PHR’s work in Israel and the Occupied Palestinian Territory has centered on documenting human rights violations resulting from the ongoing Israeli-Palestinian conflict.
In 1988, PHR physicians visited Jerusalem, the Gaza Strip, and the West Bank to document the medical consequences of military actions on both Palestinians and Israelis. The subsequent report, “The Casualties of Conflict: Medical Care and Human Rights in the West Bank and Gaza Strip,” found that thousands of Palestinians suffered from both physical abuse and mental illness resulting from unprovoked violence. This included systematic but indiscriminate beatings in Palestinian homes and communities who were not engaged in demonstrations or provocations at the time of the beating, as well as the inappropriate use of tear gas indoors. PHR was unable to see Israeli military hospitals or clinics where military casualties might have been treated, nor Israeli civilian hospitals where civilian casualties might have been treated. A review of published unofficial sources yielded a total of two serious Israeli civilian injuries, one Israeli soldier shot and killed, and 186 minor injuries to Israeli soldiers and police.
PHR’s 1990 report “Health Care in Detention: A Study of Israel’s Treatment of Palestinians” found that Palestinians in Israeli custody often suffered from overcrowded conditions and inadequate health care.
More recently, PHR has called upon the Israeli Defense Force and Palestinian armed factions in Gaza to cease military actions that cause civilian casualties. In 2014, two Palestinian teenagers were shot dead during protests in the West Bank. Despite IDF claims that only rubber bullets were fired, the families maintained that their sons had been killed by live ammunition. At the request of two local human rights organizations, Dr. Nizam Peerwani, PHR’s forensic advisor and a leading U.S. forensic pathologist, flew in to assist in the autopsy. Peerwani’s finding that a live round had caused the death was entered as evidence and used to arrest and charge an IDF soldier with the murder of one of the boys.

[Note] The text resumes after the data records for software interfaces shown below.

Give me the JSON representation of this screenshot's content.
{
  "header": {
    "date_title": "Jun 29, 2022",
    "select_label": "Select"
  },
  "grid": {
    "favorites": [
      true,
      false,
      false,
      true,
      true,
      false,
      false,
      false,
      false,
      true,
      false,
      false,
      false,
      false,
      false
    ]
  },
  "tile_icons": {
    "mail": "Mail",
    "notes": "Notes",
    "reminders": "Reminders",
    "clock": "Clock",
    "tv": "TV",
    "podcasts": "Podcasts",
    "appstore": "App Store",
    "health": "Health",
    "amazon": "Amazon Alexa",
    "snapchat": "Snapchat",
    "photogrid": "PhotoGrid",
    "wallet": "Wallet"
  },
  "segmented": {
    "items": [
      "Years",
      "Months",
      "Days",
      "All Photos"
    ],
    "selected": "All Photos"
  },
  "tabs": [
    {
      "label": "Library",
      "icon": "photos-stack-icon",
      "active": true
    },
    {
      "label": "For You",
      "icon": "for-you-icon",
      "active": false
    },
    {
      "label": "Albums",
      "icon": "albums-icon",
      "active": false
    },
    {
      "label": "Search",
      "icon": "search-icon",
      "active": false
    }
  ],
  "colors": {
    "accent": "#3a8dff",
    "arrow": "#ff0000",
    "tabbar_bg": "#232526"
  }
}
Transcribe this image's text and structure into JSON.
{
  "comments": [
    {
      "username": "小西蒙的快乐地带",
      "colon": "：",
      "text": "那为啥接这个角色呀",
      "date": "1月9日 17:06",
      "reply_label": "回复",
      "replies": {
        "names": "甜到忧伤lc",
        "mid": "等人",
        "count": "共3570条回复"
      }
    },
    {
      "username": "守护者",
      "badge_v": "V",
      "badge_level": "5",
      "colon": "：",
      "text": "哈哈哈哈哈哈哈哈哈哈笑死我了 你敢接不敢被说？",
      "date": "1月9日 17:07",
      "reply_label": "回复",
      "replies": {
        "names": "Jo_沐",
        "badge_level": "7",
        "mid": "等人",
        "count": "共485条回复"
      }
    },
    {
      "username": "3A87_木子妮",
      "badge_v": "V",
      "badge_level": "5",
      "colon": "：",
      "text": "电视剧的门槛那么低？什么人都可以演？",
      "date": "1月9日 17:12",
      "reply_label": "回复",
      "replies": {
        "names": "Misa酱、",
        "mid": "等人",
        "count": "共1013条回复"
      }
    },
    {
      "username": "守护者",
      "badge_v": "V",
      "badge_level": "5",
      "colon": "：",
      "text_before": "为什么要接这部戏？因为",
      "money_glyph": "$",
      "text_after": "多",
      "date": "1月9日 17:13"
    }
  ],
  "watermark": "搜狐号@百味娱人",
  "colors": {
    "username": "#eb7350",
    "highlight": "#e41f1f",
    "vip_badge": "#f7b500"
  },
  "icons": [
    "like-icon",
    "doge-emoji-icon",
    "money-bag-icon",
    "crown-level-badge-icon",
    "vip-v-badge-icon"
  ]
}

The following year, PHR urged the Israeli parliament to reject a proposed bill allowing for the force-feeding of hunger-striking prisoners. The bill, a violation of medical ethics and human rights law, was ultimately passed.